  7. Nofsinger, G.W. and Anderson, R.A. (1979). Note on inactivation of aflatoxin in ammonia-treated shelled corn at low temperatures. Cereal Chem. 56(2), 120–121.Google Scholar
  8. Nout, M.J.R. and Saint-Hilaire, P. (1983). Influence of storage conditions and packaging material on the multiplication of Aspergillus flavus and its production of aflatoxin B1 in sifted maize meal. Chemie Mikrobiol. Technol. Lebensmittel, 46(4), 295–300, 304.Google Scholar
  9. Sporn, M.B., Dingman, C.W., Phelps, H.L., and Wogan, G.N. (1966). Aflatoxin B1: Binding to DNA In vitro and aberration of RNA metabolism in vivo. Science, 151, 1539–1541.CrossRefGoogle Scholar
  10. Williams, S. Official Methods of Analysis, Assoc. Offic. Anal.
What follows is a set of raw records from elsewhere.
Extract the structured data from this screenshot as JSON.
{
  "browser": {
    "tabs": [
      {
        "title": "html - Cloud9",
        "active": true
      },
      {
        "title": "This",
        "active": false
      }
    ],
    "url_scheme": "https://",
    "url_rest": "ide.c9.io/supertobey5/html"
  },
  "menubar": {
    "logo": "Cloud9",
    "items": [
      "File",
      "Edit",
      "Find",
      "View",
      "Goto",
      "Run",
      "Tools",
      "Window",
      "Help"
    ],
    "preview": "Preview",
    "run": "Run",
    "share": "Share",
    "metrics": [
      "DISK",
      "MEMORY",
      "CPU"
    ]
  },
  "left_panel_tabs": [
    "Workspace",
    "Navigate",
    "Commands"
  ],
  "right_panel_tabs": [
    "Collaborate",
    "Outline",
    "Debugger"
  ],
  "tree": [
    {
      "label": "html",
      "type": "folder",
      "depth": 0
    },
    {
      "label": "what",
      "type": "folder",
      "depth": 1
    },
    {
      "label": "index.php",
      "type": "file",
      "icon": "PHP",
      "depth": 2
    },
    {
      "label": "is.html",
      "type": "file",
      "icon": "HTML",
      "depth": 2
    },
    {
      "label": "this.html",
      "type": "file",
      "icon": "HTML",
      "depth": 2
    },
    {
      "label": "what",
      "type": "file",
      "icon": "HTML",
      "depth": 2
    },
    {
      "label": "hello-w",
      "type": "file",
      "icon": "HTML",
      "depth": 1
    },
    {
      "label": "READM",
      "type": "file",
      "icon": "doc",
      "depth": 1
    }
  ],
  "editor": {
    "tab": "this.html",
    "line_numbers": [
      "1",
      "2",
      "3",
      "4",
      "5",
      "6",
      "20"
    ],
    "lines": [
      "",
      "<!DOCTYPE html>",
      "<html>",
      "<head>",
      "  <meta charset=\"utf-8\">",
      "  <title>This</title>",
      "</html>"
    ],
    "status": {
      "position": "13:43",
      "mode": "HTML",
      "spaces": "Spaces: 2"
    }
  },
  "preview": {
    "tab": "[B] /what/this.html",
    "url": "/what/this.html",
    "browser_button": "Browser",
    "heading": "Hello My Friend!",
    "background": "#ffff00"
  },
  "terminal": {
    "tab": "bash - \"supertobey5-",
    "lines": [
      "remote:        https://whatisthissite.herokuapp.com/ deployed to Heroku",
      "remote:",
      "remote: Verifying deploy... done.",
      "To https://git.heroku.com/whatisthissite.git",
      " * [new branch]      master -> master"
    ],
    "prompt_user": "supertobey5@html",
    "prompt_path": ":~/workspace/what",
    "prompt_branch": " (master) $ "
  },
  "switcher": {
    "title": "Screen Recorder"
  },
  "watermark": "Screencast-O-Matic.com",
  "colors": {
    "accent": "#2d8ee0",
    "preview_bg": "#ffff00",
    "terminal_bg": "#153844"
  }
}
Chemists Soc. 14th Edition, Sec. 26.014-26.018. Arlington, VA. (1984)Google Scholar

Copyright information

© Springer Science+Business Media New York 1990

Authors and Affiliations

  • Richard L. Mooney
    • 1
  • G. Craig Llewellyn
    • 2
  • Charles E. O’Rear
    • 3
  • Gerald C. Llewellyn
    • 4
  1. 1.School of MedicineMedical College of Virginia, Virginia Commonwealth UniversityRichmondUSA
  2. 2.Virginia Commonwealth UniversityRichmondUSA
  3. 3.Department of Forensic SciencesThe George Washington UniversityUSA
  4. 4.Bureau of Toxic Substances, Virginia Department of HealthRichmondUSA

Personalised recommendations